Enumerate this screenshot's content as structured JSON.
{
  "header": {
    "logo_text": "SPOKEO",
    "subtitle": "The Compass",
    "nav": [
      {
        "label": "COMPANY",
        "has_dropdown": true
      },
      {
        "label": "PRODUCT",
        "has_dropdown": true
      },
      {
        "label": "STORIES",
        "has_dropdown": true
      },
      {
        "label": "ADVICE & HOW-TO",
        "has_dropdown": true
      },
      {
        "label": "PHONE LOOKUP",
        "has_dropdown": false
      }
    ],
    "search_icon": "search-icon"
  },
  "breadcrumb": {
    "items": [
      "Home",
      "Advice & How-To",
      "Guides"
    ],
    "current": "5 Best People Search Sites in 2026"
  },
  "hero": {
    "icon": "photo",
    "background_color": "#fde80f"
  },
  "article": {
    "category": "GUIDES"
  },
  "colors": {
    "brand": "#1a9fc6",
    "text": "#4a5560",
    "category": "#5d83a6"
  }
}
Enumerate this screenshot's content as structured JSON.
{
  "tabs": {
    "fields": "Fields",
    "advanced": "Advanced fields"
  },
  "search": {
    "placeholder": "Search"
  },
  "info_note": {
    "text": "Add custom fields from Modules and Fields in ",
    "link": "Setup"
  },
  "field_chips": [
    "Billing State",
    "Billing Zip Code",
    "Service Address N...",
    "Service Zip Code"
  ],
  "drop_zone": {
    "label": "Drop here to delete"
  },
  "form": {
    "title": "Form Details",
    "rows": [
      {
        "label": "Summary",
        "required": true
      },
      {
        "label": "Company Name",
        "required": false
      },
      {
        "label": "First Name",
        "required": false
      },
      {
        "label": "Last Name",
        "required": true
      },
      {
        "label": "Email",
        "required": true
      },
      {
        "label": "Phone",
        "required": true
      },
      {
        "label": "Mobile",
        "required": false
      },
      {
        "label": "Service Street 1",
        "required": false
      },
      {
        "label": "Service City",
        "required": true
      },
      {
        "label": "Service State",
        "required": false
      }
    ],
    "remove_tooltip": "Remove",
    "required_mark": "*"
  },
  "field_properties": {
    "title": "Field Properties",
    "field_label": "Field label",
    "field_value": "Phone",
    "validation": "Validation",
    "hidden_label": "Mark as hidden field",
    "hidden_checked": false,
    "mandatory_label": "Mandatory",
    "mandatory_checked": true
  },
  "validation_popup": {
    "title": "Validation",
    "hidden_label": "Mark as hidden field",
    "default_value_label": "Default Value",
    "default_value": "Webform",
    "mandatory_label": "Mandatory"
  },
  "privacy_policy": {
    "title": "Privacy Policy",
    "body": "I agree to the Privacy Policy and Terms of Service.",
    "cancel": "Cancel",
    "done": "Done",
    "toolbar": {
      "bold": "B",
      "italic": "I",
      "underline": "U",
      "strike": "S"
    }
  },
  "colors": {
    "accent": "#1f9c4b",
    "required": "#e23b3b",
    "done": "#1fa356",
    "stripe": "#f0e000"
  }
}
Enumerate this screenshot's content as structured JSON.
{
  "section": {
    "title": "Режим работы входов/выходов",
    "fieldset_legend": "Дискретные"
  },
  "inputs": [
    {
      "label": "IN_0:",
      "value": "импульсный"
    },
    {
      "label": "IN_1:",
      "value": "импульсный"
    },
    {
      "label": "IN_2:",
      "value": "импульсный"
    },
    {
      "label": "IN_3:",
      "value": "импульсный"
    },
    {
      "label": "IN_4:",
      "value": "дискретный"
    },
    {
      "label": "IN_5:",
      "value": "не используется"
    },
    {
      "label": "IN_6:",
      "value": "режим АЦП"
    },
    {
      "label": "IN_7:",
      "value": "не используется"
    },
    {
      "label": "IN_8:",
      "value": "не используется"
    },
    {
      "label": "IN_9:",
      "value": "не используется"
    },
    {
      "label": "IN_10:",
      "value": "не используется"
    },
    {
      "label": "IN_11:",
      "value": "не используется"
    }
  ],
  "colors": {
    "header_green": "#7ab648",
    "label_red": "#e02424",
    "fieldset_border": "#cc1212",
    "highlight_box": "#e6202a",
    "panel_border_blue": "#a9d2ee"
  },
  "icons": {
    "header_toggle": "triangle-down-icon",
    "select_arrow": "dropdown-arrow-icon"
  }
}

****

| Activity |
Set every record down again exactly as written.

| Output |
Enumerate this screenshot's content as structured JSON.
{
  "header": {
    "logo_text": "SPOKEO",
    "subtitle": "The Compass",
    "nav": [
      {
        "label": "COMPANY",
        "has_dropdown": true
      },
      {
        "label": "PRODUCT",
        "has_dropdown": true
      },
      {
        "label": "STORIES",
        "has_dropdown": true
      },
      {
        "label": "ADVICE & HOW-TO",
        "has_dropdown": true
      },
      {
        "label": "PHONE LOOKUP",
        "has_dropdown": false
      }
    ],
    "search_icon": "search-icon"
  },
  "breadcrumb": {
    "items": [
      "Home",
      "Advice & How-To",
      "Guides"
    ],
    "current": "5 Best People Search Sites in 2026"
  },
  "hero": {
    "icon": "photo",
    "background_color": "#fde80f"
  },
  "article": {
    "category": "GUIDES"
  },
  "colors": {
    "brand": "#1a9fc6",
    "text": "#4a5560",
    "category": "#5d83a6"
  }
}
Enumerate this screenshot's content as structured JSON.
{
  "tabs": {
    "fields": "Fields",
    "advanced": "Advanced fields"
  },
  "search": {
    "placeholder": "Search"
  },
  "info_note": {
    "text": "Add custom fields from Modules and Fields in ",
    "link": "Setup"
  },
  "field_chips": [
    "Billing State",
    "Billing Zip Code",
    "Service Address N...",
    "Service Zip Code"
  ],
  "drop_zone": {
    "label": "Drop here to delete"
  },
  "form": {
    "title": "Form Details",
    "rows": [
      {
        "label": "Summary",
        "required": true
      },
      {
        "label": "Company Name",
        "required": false
      },
      {
        "label": "First Name",
        "required": false
      },
      {
        "label": "Last Name",
        "required": true
      },
      {
        "label": "Email",
        "required": true
      },
      {
        "label": "Phone",
        "required": true
      },
      {
        "label": "Mobile",
        "required": false
      },
      {
        "label": "Service Street 1",
        "required": false
      },
      {
        "label": "Service City",
        "required": true
      },
      {
        "label": "Service State",
        "required": false
      }
    ],
    "remove_tooltip": "Remove",
    "required_mark": "*"
  },
  "field_properties": {
    "title": "Field Properties",
    "field_label": "Field label",
    "field_value": "Phone",
    "validation": "Validation",
    "hidden_label": "Mark as hidden field",
    "hidden_checked": false,
    "mandatory_label": "Mandatory",
    "mandatory_checked": true
  },
  "validation_popup": {
    "title": "Validation",
    "hidden_label": "Mark as hidden field",
    "default_value_label": "Default Value",
    "default_value": "Webform",
    "mandatory_label": "Mandatory"
  },
  "privacy_policy": {
    "title": "Privacy Policy",
    "body": "I agree to the Privacy Policy and Terms of Service.",
    "cancel": "Cancel",
    "done": "Done",
    "toolbar": {
      "bold": "B",
      "italic": "I",
      "underline": "U",
      "strike": "S"
    }
  },
  "colors": {
    "accent": "#1f9c4b",
    "required": "#e23b3b",
    "done": "#1fa356",
    "stripe": "#f0e000"
  }
}
Enumerate this screenshot's content as structured JSON.
{
  "section": {
    "title": "Режим работы входов/выходов",
    "fieldset_legend": "Дискретные"
  },
  "inputs": [
    {
      "label": "IN_0:",
      "value": "импульсный"
    },
    {
      "label": "IN_1:",
      "value": "импульсный"
    },
    {
      "label": "IN_2:",
      "value": "импульсный"
    },
    {
      "label": "IN_3:",
      "value": "импульсный"
    },
    {
      "label": "IN_4:",
      "value": "дискретный"
    },
    {
      "label": "IN_5:",
      "value": "не используется"
    },
    {
      "label": "IN_6:",
      "value": "режим АЦП"
    },
    {
      "label": "IN_7:",
      "value": "не используется"
    },
    {
      "label": "IN_8:",
      "value": "не используется"
    },
    {
      "label": "IN_9:",
      "value": "не используется"
    },
    {
      "label": "IN_10:",
      "value": "не используется"
    },
    {
      "label": "IN_11:",
      "value": "не используется"
    }
  ],
  "colors": {
    "header_green": "#7ab648",
    "label_red": "#e02424",
    "fieldset_border": "#cc1212",
    "highlight_box": "#e6202a",
    "panel_border_blue": "#a9d2ee"
  },
  "icons": {
    "header_toggle": "triangle-down-icon",
    "select_arrow": "dropdown-arrow-icon"
  }
}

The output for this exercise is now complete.